People are snapping up new desktop and laptop PCs long before the launch of Windows 7, a sign of strong demand in the market, analysts say.
Demand for PCs improved in July and August, which is "something special, because the expectation was that many people would delay purchases until after Windows 7 came out in October", said Manish Nigam, head of technology research in Asia for Credit Suisse, at a technology conference in Taipei.
Consumers often wait until after the launch of a major new operating system to buy a new PC for fear of having to pay for the upgrade and to avoid the hassle of loading the new software themselves. This time, strong marketing for free or discounted Windows 7 upgrades for new PC buyers ahead of the official launch of the OS on October 22 appears to have worked.
There were also fears the global recession might continue to affect PC demand.
PC shipment growth declined for six straight months, from the beginning of the fourth quarter of last year through the end of the first quarter of this year, iSuppli said in a report, as the global financial crisis slammed world markets. Sequential growth returned in the second quarter and will continue for the rest of this year as the global economy continues to recover and Windows 7 launches, the market researcher said.
The advertising blitz for Windows 7 "will be a major positive for the PC industry", iSuppli said.
Hype for the new OS, which won solid reviews from many people who tested it, and lower prices for PCs are already drawing buyers.
PC shipments in August beat expectations at investment bank Merrill Lynch by 3 percent, as laptop PC demand picked up in Europe and sales remained brisk in China, the bank said in a report on Tuesday.
The investment bank remains positive about the PC sector due to strong sales by Taiwanese manufacturers and healthy inventory levels. Taiwanese companies build a large number of the world's PC components and own most of the PC assembly factories in China.
Business has been so strong in recent months that shortages of a number of components have become troublesome, including LCD screens, laptop batteries and chips such as DDR3 DRAM.
Indeed, Converge, a chip and component distributor, says shortages have also emerged for a number of key microprocessors. The rising demand suggests the peak season for PC manufacturing has arrived and it appears healthy, Converge said in its monthly newsletter. The company warned that the shortages will increase prices.
Increased costs for PC vendors may not translate into higher prices for consumers, however. The global economy remains weak, and companies continue to offer deals to entice people to buy new desktops and laptops.
The value of global PC shipments dropped 19.1 percent in the second quarter, market researcher IDC said last week, although the number of PCs shipped declined just 2.4 percent. The researcher attributed the fall to people favoring low-cost devices such as netbooks.

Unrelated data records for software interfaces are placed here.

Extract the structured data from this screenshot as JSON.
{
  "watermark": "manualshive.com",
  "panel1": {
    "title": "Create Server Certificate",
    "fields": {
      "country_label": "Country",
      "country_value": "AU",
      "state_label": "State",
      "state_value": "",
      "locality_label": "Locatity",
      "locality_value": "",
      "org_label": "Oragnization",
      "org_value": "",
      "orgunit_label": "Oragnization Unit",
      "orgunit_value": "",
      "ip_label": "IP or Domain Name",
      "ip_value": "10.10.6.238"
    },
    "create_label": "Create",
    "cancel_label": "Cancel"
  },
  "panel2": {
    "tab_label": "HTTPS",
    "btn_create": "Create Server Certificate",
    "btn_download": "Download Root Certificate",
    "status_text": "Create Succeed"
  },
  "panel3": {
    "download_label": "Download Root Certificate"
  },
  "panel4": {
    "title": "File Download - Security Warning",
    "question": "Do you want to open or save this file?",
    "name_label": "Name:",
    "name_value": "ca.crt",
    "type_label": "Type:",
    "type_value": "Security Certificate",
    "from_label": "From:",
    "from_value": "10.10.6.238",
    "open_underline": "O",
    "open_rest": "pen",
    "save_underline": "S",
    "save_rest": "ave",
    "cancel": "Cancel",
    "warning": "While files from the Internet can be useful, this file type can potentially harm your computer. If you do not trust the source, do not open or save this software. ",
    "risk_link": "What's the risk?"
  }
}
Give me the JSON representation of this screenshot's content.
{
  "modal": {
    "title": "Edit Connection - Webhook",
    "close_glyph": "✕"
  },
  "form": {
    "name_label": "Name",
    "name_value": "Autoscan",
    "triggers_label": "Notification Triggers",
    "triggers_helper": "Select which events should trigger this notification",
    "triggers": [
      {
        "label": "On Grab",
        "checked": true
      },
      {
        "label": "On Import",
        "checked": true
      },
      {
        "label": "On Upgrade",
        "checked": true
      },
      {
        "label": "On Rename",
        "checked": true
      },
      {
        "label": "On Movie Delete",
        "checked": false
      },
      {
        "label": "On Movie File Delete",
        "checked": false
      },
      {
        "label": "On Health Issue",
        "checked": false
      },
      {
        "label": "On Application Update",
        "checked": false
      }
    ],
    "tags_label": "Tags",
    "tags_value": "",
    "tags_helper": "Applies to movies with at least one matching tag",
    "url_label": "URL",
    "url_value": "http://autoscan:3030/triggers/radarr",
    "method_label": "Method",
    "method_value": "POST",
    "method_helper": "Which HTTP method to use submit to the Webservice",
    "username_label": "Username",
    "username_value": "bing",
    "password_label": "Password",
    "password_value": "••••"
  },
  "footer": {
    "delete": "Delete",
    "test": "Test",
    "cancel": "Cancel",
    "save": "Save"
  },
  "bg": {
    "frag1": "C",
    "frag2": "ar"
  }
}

The big question mark for the PC industry is when corporations, which account for nearly 60 percent of PC shipments, will start replacing ageing fleets of computers.
Executives in charge of replacing PCs are more finicky about major OS upgrades than consumers. Decisions they make about new software will affect thousands of computers that they have to maintain. Many are also mindful of how unpopular Microsoft's last OS, Windows Vista, was. The OS launched in early 2007 to great fanfare that quickly turned to disappointment. Customers complained about a number of issues, from clunky performance to missing hardware drivers. Some people even opted to downgrade back to Windows XP.
The problems Vista faced make the transition to Windows 7 potentially slower among corporate users. Analysts expect them to wait until Windows 7 has been on the market for at least several months and Service Pack 1 has been published before adopting the new OS. That means PC purchases by corporations probably won't begin until the middle of next year.
Credit Suisse's Nigam believes US corporations may lead the rebound in PC buying next year, noting capital spending hit its lowest level in years at the depths of the financial crisis, even worse than after the dotcom bust.
The investment bank forecasts a 12 percent increase in corporate PC purchases next year based on surveys with corporate IT managers. Such an increase would likely make PC vendors happy, but it could hurt consumers through potentially higher PC prices, considering the shortages already hitting some PC parts.